After going topside again, I discovered that there was a trio of Latino guys standing on the street corner with a nice little portable rig set up on the sidewalk, carefully out of the way of the workaday crowd hurrying to their destinations. As I'd determined earlier, they had a small PA system, a drum machine, an electric bass, an electric guitar, what appeared to be a synth on autopilot, and an older gentleman playing a pair of panpipes and a flute in quick succession. The song definitely wasn't an improv number; they had too much accompaniment running on their computers for that. They have, however, been playing for quite a few years, judging by how well they played. There are little things that you pick up after a few years of playing an instrument, like a little buzz on the C string of a guitar that means that it's frayed near one of the mounts, or the way that someone playing a wooden flute doesn't always pick out every note but sometimes slurs between them, which sometimes makes a song sound more interesting.

I stood there for a couple of minutes listening to them play, and dropped a couple of dollars into one of their guitar cases that was sitting open on the pavement.

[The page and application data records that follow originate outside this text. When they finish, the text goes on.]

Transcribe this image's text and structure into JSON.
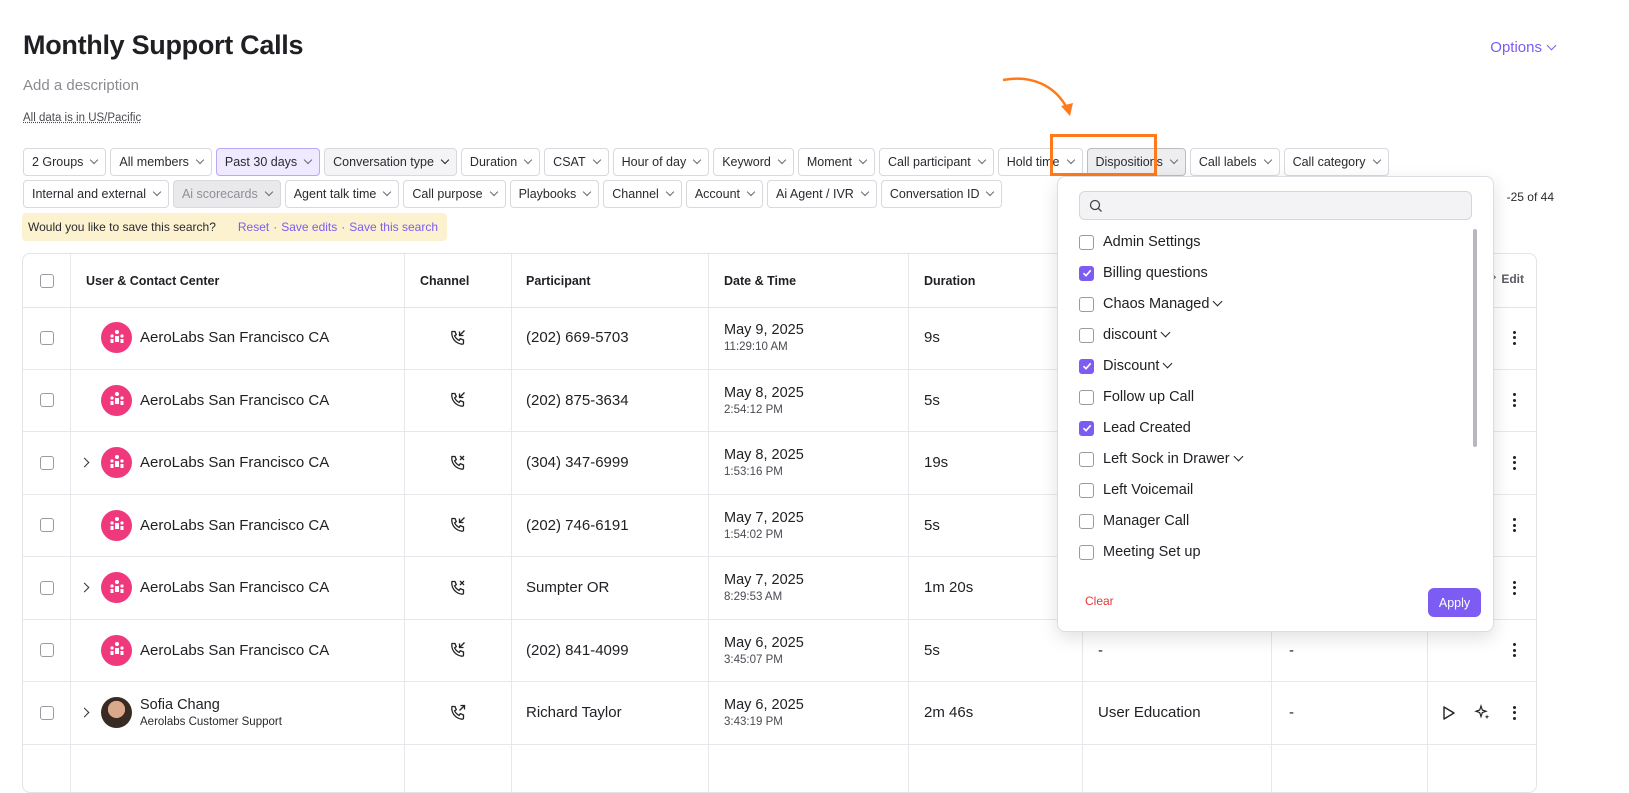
{
  "header": {
    "title": "Monthly Support Calls",
    "description_placeholder": "Add a description",
    "timezone_note": "All data is in US/Pacific",
    "options_label": "Options"
  },
  "filters": {
    "row1": [
      "2 Groups",
      "All members",
      "Past 30 days",
      "Conversation type",
      "Duration",
      "CSAT",
      "Hour of day",
      "Keyword",
      "Moment",
      "Call participant",
      "Hold time",
      "Dispositions",
      "Call labels",
      "Call category"
    ],
    "row2": [
      "Internal and external",
      "Ai scorecards",
      "Agent talk time",
      "Call purpose",
      "Playbooks",
      "Channel",
      "Account",
      "Ai Agent / IVR",
      "Conversation ID"
    ]
  },
  "save_bar": {
    "message": "Would you like to save this search?",
    "reset": "Reset",
    "save_edits": "Save edits",
    "save_search": "Save this search",
    "separator": "·"
  },
  "pagination": {
    "range": "-25 of 44"
  },
  "table": {
    "columns": [
      "User & Contact Center",
      "Channel",
      "Participant",
      "Date & Time",
      "Duration"
    ],
    "edit_label": "Edit",
    "rows": [
      {
        "name": "AeroLabs San Francisco CA",
        "sub": "",
        "participant": "(202) 669-5703",
        "date": "May 9, 2025",
        "time": "11:29:10 AM",
        "duration": "9s",
        "col6": "",
        "col7": ""
      },
      {
        "name": "AeroLabs San Francisco CA",
        "sub": "",
        "participant": "(202) 875-3634",
        "date": "May 8, 2025",
        "time": "2:54:12 PM",
        "duration": "5s",
        "col6": "",
        "col7": ""
      },
      {
        "name": "AeroLabs San Francisco CA",
        "sub": "",
        "participant": "(304) 347-6999",
        "date": "May 8, 2025",
        "time": "1:53:16 PM",
        "duration": "19s",
        "col6": "",
        "col7": ""
      },
      {
        "name": "AeroLabs San Francisco CA",
        "sub": "",
        "participant": "(202) 746-6191",
        "date": "May 7, 2025",
        "time": "1:54:02 PM",
        "duration": "5s",
        "col6": "",
        "col7": ""
      },
      {
        "name": "AeroLabs San Francisco CA",
        "sub": "",
        "participant": "Sumpter OR",
        "date": "May 7, 2025",
        "time": "8:29:53 AM",
        "duration": "1m 20s",
        "col6": "",
        "col7": ""
      },
      {
        "name": "AeroLabs San Francisco CA",
        "sub": "",
        "participant": "(202) 841-4099",
        "date": "May 6, 2025",
        "time": "3:45:07 PM",
        "duration": "5s",
        "col6": "-",
        "col7": "-"
      },
      {
        "name": "Sofia Chang",
        "sub": "Aerolabs Customer Support",
        "participant": "Richard Taylor",
        "date": "May 6, 2025",
        "time": "3:43:19 PM",
        "duration": "2m 46s",
        "col6": "User Education",
        "col7": "-"
      }
    ]
  },
  "dispositions_dropdown": {
    "search_placeholder": "",
    "items": [
      {
        "label": "Admin Settings",
        "checked": false,
        "has_children": false
      },
      {
        "label": "Billing questions",
        "checked": true,
        "has_children": false
      },
      {
        "label": "Chaos Managed",
        "checked": false,
        "has_children": true
      },
      {
        "label": "discount",
        "checked": false,
        "has_children": true
      },
      {
        "label": "Discount",
        "checked": true,
        "has_children": true
      },
      {
        "label": "Follow up Call",
        "checked": false,
        "has_children": false
      },
      {
        "label": "Lead Created",
        "checked": true,
        "has_children": false
      },
      {
        "label": "Left Sock in Drawer",
        "checked": false,
        "has_children": true
      },
      {
        "label": "Left Voicemail",
        "checked": false,
        "has_children": false
      },
      {
        "label": "Manager Call",
        "checked": false,
        "has_children": false
      },
      {
        "label": "Meeting Set up",
        "checked": false,
        "has_children": false
      }
    ],
    "clear_label": "Clear",
    "apply_label": "Apply"
  },
  "colors": {
    "accent": "#7c5cf2",
    "highlight": "#ff7a1a",
    "avatar": "#f0397d",
    "danger": "#e03a3a"
  }
}
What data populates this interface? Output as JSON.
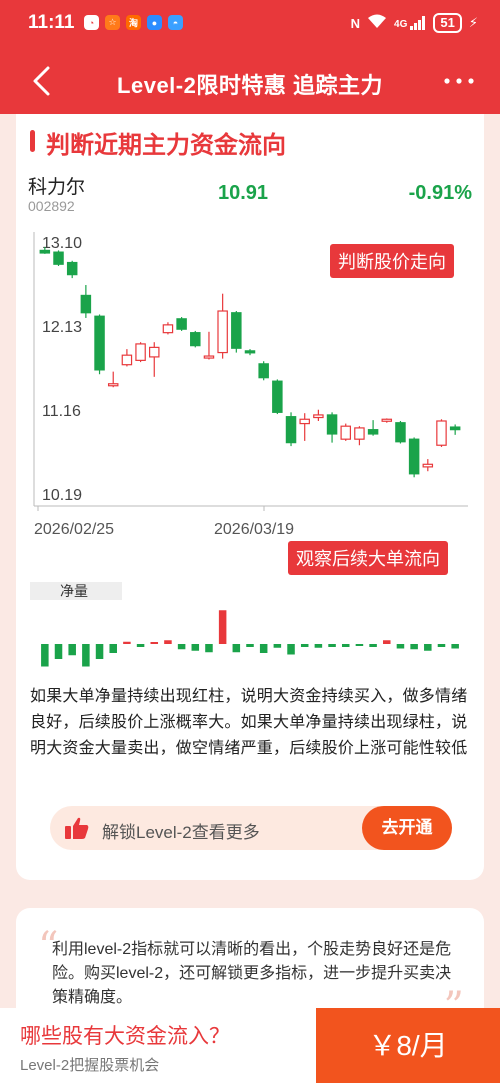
{
  "statusbar": {
    "time": "11:11",
    "apps": [
      "◔",
      "淘",
      "淘",
      "●",
      "◓"
    ],
    "network": "4G",
    "battery": "51"
  },
  "nav": {
    "title": "Level-2限时特惠 追踪主力"
  },
  "section": {
    "title": "判断近期主力资金流向"
  },
  "stock": {
    "name": "科力尔",
    "code": "002892",
    "price": "10.91",
    "change": "-0.91%"
  },
  "chart_data": {
    "type": "candlestick",
    "y_ticks": [
      "13.10",
      "12.13",
      "11.16",
      "10.19"
    ],
    "x_ticks": [
      "2026/02/25",
      "2026/03/19"
    ],
    "ylim": [
      10.19,
      13.1
    ],
    "candles": [
      {
        "o": 12.98,
        "c": 12.95,
        "h": 13.02,
        "l": 12.94
      },
      {
        "o": 12.96,
        "c": 12.82,
        "h": 12.98,
        "l": 12.8
      },
      {
        "o": 12.84,
        "c": 12.7,
        "h": 12.86,
        "l": 12.66
      },
      {
        "o": 12.46,
        "c": 12.26,
        "h": 12.58,
        "l": 12.2
      },
      {
        "o": 12.22,
        "c": 11.6,
        "h": 12.24,
        "l": 11.55
      },
      {
        "o": 11.42,
        "c": 11.44,
        "h": 11.58,
        "l": 11.4
      },
      {
        "o": 11.66,
        "c": 11.77,
        "h": 11.84,
        "l": 11.64
      },
      {
        "o": 11.71,
        "c": 11.9,
        "h": 11.92,
        "l": 11.69
      },
      {
        "o": 11.75,
        "c": 11.86,
        "h": 11.92,
        "l": 11.52
      },
      {
        "o": 12.03,
        "c": 12.12,
        "h": 12.15,
        "l": 12.01
      },
      {
        "o": 12.19,
        "c": 12.07,
        "h": 12.21,
        "l": 12.05
      },
      {
        "o": 12.03,
        "c": 11.88,
        "h": 12.05,
        "l": 11.86
      },
      {
        "o": 11.74,
        "c": 11.76,
        "h": 12.04,
        "l": 11.72
      },
      {
        "o": 11.8,
        "c": 12.28,
        "h": 12.48,
        "l": 11.73
      },
      {
        "o": 12.26,
        "c": 11.85,
        "h": 12.28,
        "l": 11.8
      },
      {
        "o": 11.82,
        "c": 11.8,
        "h": 11.84,
        "l": 11.77
      },
      {
        "o": 11.67,
        "c": 11.51,
        "h": 11.7,
        "l": 11.48
      },
      {
        "o": 11.47,
        "c": 11.11,
        "h": 11.49,
        "l": 11.09
      },
      {
        "o": 11.06,
        "c": 10.76,
        "h": 11.11,
        "l": 10.72
      },
      {
        "o": 10.98,
        "c": 11.03,
        "h": 11.1,
        "l": 10.78
      },
      {
        "o": 11.05,
        "c": 11.08,
        "h": 11.14,
        "l": 11.01
      },
      {
        "o": 11.08,
        "c": 10.86,
        "h": 11.11,
        "l": 10.76
      },
      {
        "o": 10.8,
        "c": 10.95,
        "h": 10.98,
        "l": 10.78
      },
      {
        "o": 10.8,
        "c": 10.93,
        "h": 10.95,
        "l": 10.73
      },
      {
        "o": 10.91,
        "c": 10.86,
        "h": 11.02,
        "l": 10.84
      },
      {
        "o": 11.02,
        "c": 11.03,
        "h": 11.04,
        "l": 10.99
      },
      {
        "o": 10.99,
        "c": 10.77,
        "h": 11.01,
        "l": 10.75
      },
      {
        "o": 10.8,
        "c": 10.4,
        "h": 10.82,
        "l": 10.36
      },
      {
        "o": 10.48,
        "c": 10.51,
        "h": 10.57,
        "l": 10.43
      },
      {
        "o": 10.73,
        "c": 11.01,
        "h": 11.03,
        "l": 10.71
      },
      {
        "o": 10.94,
        "c": 10.91,
        "h": 10.97,
        "l": 10.85
      }
    ],
    "net_volume_label": "净量",
    "net_volume": [
      -3,
      -2,
      -1.5,
      -3,
      -2,
      -1.2,
      0.3,
      -0.4,
      0.2,
      0.5,
      -0.7,
      -0.9,
      -1.1,
      4.5,
      -1.1,
      -0.4,
      -1.2,
      -0.5,
      -1.4,
      -0.4,
      -0.5,
      -0.4,
      -0.4,
      -0.2,
      -0.4,
      0.5,
      -0.6,
      -0.7,
      -0.9,
      -0.4,
      -0.6
    ],
    "colors": {
      "up": "#e8383b",
      "down": "#1aa34a",
      "axis": "#bbbbbb"
    }
  },
  "badges": {
    "trend": "判断股价走向",
    "flow": "观察后续大单流向"
  },
  "description": "如果大单净量持续出现红柱，说明大资金持续买入，做多情绪良好，后续股价上涨概率大。如果大单净量持续出现绿柱，说明大资金大量卖出，做空情绪严重，后续股价上涨可能性较低",
  "unlock": {
    "text": "解锁Level-2查看更多",
    "button": "去开通"
  },
  "quote": {
    "text": "利用level-2指标就可以清晰的看出，个股走势良好还是危险。购买level-2，还可解锁更多指标，进一步提升买卖决策精确度。"
  },
  "bottom": {
    "title": "哪些股有大资金流入？",
    "subtitle": "Level-2把握股票机会",
    "price": "￥8/月"
  }
}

They reminded me a little bit of the band Cuzco, in that they had a very organic feel on top of all of the electronics (which did a good job of imitating accoustic instruments, actually), but took their melodies in entirely different directions from what one would expect.

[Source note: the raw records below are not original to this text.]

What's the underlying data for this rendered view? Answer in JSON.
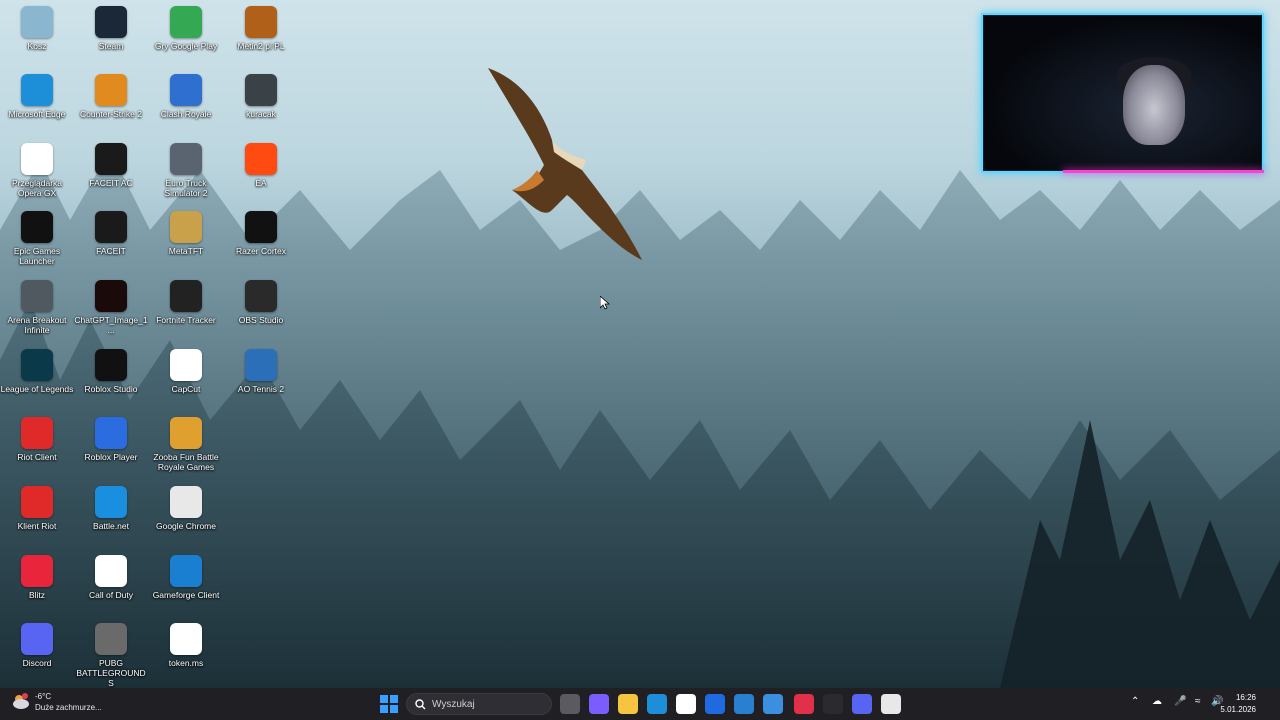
{
  "desktop": {
    "icons": [
      {
        "label": "Kosz",
        "icon": "recycle-bin-icon",
        "color": "#8ab6d0"
      },
      {
        "label": "Steam",
        "icon": "steam-icon",
        "color": "#1b2838"
      },
      {
        "label": "Gry Google Play",
        "icon": "google-play-games-icon",
        "color": "#34a853"
      },
      {
        "label": "Metin2 pl PL",
        "icon": "metin2-icon",
        "color": "#b06018"
      },
      {
        "label": "Microsoft Edge",
        "icon": "edge-icon",
        "color": "#1c8fd8"
      },
      {
        "label": "Counter-Strike 2",
        "icon": "cs2-icon",
        "color": "#e08a20"
      },
      {
        "label": "Clash Royale",
        "icon": "clash-royale-icon",
        "color": "#2f6fd0"
      },
      {
        "label": "kuracak",
        "icon": "image-thumbnail-icon",
        "color": "#3a4248"
      },
      {
        "label": "Przeglądarka Opera GX",
        "icon": "opera-gx-icon",
        "color": "#ffffff"
      },
      {
        "label": "FACEIT AC",
        "icon": "faceit-ac-icon",
        "color": "#1a1a1a"
      },
      {
        "label": "Euro Truck Simulator 2",
        "icon": "euro-truck-icon",
        "color": "#5a6470"
      },
      {
        "label": "EA",
        "icon": "ea-icon",
        "color": "#ff4a12"
      },
      {
        "label": "Epic Games Launcher",
        "icon": "epic-games-icon",
        "color": "#111111"
      },
      {
        "label": "FACEIT",
        "icon": "faceit-icon",
        "color": "#1a1a1a"
      },
      {
        "label": "MetaTFT",
        "icon": "metatft-icon",
        "color": "#c8a14a"
      },
      {
        "label": "Razer Cortex",
        "icon": "razer-cortex-icon",
        "color": "#111111"
      },
      {
        "label": "Arena Breakout Infinite",
        "icon": "arena-breakout-icon",
        "color": "#505860"
      },
      {
        "label": "ChatGPT_Image_1...",
        "icon": "image-file-icon",
        "color": "#1a0a0a"
      },
      {
        "label": "Fortnite Tracker",
        "icon": "fortnite-tracker-icon",
        "color": "#222222"
      },
      {
        "label": "OBS Studio",
        "icon": "obs-icon",
        "color": "#2a2a2a"
      },
      {
        "label": "League of Legends",
        "icon": "league-of-legends-icon",
        "color": "#0a3a4a"
      },
      {
        "label": "Roblox Studio",
        "icon": "roblox-studio-icon",
        "color": "#111111"
      },
      {
        "label": "CapCut",
        "icon": "capcut-icon",
        "color": "#ffffff"
      },
      {
        "label": "AO Tennis 2",
        "icon": "ao-tennis-icon",
        "color": "#2a6fb8"
      },
      {
        "label": "Riot Client",
        "icon": "riot-client-icon",
        "color": "#e02a2a"
      },
      {
        "label": "Roblox Player",
        "icon": "roblox-player-icon",
        "color": "#2b6ce0"
      },
      {
        "label": "Zooba Fun Battle Royale Games",
        "icon": "zooba-icon",
        "color": "#e0a030"
      },
      {
        "label": "Klient Riot",
        "icon": "riot-client-icon",
        "color": "#e02a2a"
      },
      {
        "label": "Battle.net",
        "icon": "battlenet-icon",
        "color": "#1a8fe0"
      },
      {
        "label": "Google Chrome",
        "icon": "chrome-icon",
        "color": "#e8e8e8"
      },
      {
        "label": "Blitz",
        "icon": "blitz-icon",
        "color": "#e8253a"
      },
      {
        "label": "Call of Duty",
        "icon": "file-icon",
        "color": "#ffffff"
      },
      {
        "label": "Gameforge Client",
        "icon": "gameforge-icon",
        "color": "#1a7fd0"
      },
      {
        "label": "Discord",
        "icon": "discord-icon",
        "color": "#5865f2"
      },
      {
        "label": "PUBG BATTLEGROUNDS",
        "icon": "pubg-icon",
        "color": "#6a6a6a"
      },
      {
        "label": "token.ms",
        "icon": "file-icon",
        "color": "#ffffff"
      }
    ]
  },
  "taskbar": {
    "weather": {
      "temp": "-6°C",
      "desc": "Duże zachmurze..."
    },
    "search_placeholder": "Wyszukaj",
    "apps": [
      {
        "icon": "task-view-icon",
        "color": "#5a5a60"
      },
      {
        "icon": "copilot-icon",
        "color": "#7a5cff"
      },
      {
        "icon": "file-explorer-icon",
        "color": "#f5c542"
      },
      {
        "icon": "edge-icon",
        "color": "#1c8fd8"
      },
      {
        "icon": "microsoft-store-icon",
        "color": "#ffffff"
      },
      {
        "icon": "dropbox-icon",
        "color": "#1f6ae0"
      },
      {
        "icon": "app-icon",
        "color": "#2a7fd0"
      },
      {
        "icon": "mail-icon",
        "color": "#3a8fe0"
      },
      {
        "icon": "opera-gx-icon",
        "color": "#e0304a"
      },
      {
        "icon": "steam-tray-icon",
        "color": "#2a2a30"
      },
      {
        "icon": "discord-icon",
        "color": "#5865f2"
      },
      {
        "icon": "chrome-icon",
        "color": "#e8e8e8"
      }
    ],
    "clock": {
      "time": "16:26",
      "date": "5.01.2026"
    }
  }
}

Senator John Sununu of the state of New Hampsire is working on a bill that will prevent the FCC from requiring hardware manufacturers to support or not support certain features in their products in an attempt to prevent another Broadcast Flag power play on the part of US media companies, such as was attempted back in 2005 and narrowly averted.

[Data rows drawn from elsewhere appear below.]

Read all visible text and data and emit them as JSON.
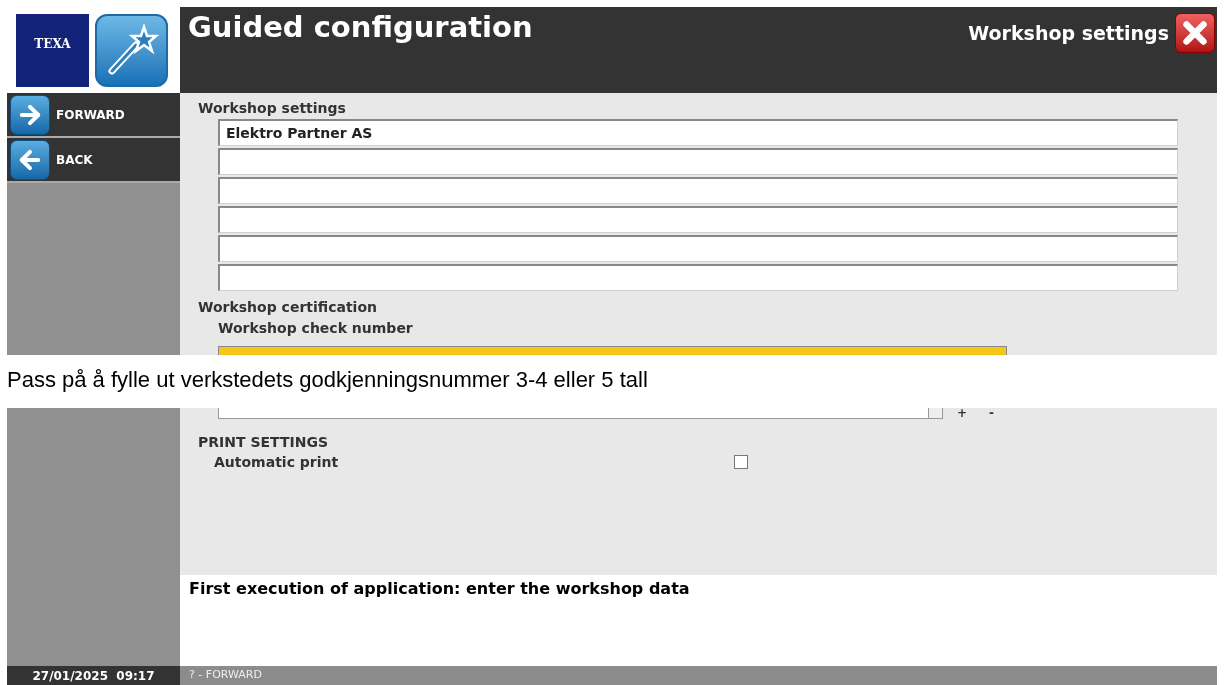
{
  "logo": {
    "text": "TEXA"
  },
  "header": {
    "title": "Guided configuration",
    "section": "Workshop settings"
  },
  "sidebar": {
    "buttons": [
      {
        "label": "FORWARD",
        "kind": "forward"
      },
      {
        "label": "BACK",
        "kind": "back"
      }
    ]
  },
  "workshop_settings": {
    "title": "Workshop settings",
    "fields": [
      {
        "kind": "text",
        "value": "Elektro Partner AS"
      },
      {
        "kind": "text"
      },
      {
        "kind": "text"
      },
      {
        "kind": "text"
      },
      {
        "kind": "text"
      },
      {
        "kind": "text"
      }
    ]
  },
  "certification": {
    "title": "Workshop certification",
    "check_number": {
      "label": "Workshop check number"
    },
    "operator": {
      "add": "+",
      "remove": "-"
    }
  },
  "print_settings": {
    "title": "PRINT SETTINGS",
    "automatic_print": {
      "label": "Automatic print",
      "checked": false
    }
  },
  "message": "First execution of application: enter the workshop data",
  "status_bar": {
    "datetime": "27/01/2025  09:17",
    "hint": "? - FORWARD"
  },
  "note": {
    "text": "Pass på å fylle ut verkstedets godkjenningsnummer 3-4 eller 5 tall"
  }
}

Rachael Bevilacqua, also known as the Reverend Magdalene of the Church of the Subgenius has announced that she's regained custody of her son, following a messy divorce that used her performance at the last X-Day Rehearsal in New York as a weapon against her in court.

The MPAA has been caught uploading fake BitTorrents so that they can harvest the IP addresses of downloaders. It's been determined that all of the servers are physically located in Las Vegas, Nevada and southern California, with the following /24 networks, which you can then configure your client to ignore or drop into your local firewall:






For those of you who don't understand the mechanics of IP address blocks and netmasking, you can think of the parts that say '0/24' as '*', meaning all addresses under that block.

It is interesting to note that the MPAA is putting up dozens of trackers serving bogus content, all in the same class C netblock. Thus far, they aren't using one or two IP addresses from different blocks.

Remember Wikileaks? John Young of Cryptome has leaked some very interesting information about the project.

Lots of sound. Lots of fury. Lots of "we're going to change the world with this!" No development of code, though. Some of the threads of discussion remind me a lot of my .com days.. and embarass me just as much.

An excellent point is also brought up by John Young, in that it is common for operatives to leak forged documents as part of a diversionary campaign or as disinformation.

A couple of days ago I posted a link to an article about some changes made to US Postal Service regs to make it possible to search the mail without a warrant. The signing statement used raised one hell of a firestorm, not only among the people but in the US government as well in a "What did you DO, Ray?!" sort of way. As a result, a number of US Senators went before the senate and did what they could to set the record straight by explaining what, exactly, was supposed to happen (in short, nothing, it was intended to be a restatement of existing law), and the circumstances necessary for mail searches to take place (FISA requires that a search warrant be obtained unless there are lives at stake this bloody minute).

I think I'll have a glass of white wine with my crow.

The way the signing statement (what a way to sneak things into existing legislation..) was worded, it seemed to many, myself included, that mail could be searched at any time for no good reason (which is to the uninitiated what the warrantless secret searches and wiretaps appear to be). It seems that this particular statement was not bugchecked before being committed to the repository, which caused a similiar sort of panic.

I think I need some time alone... a Commodore-64 hacked into a laptop configuration.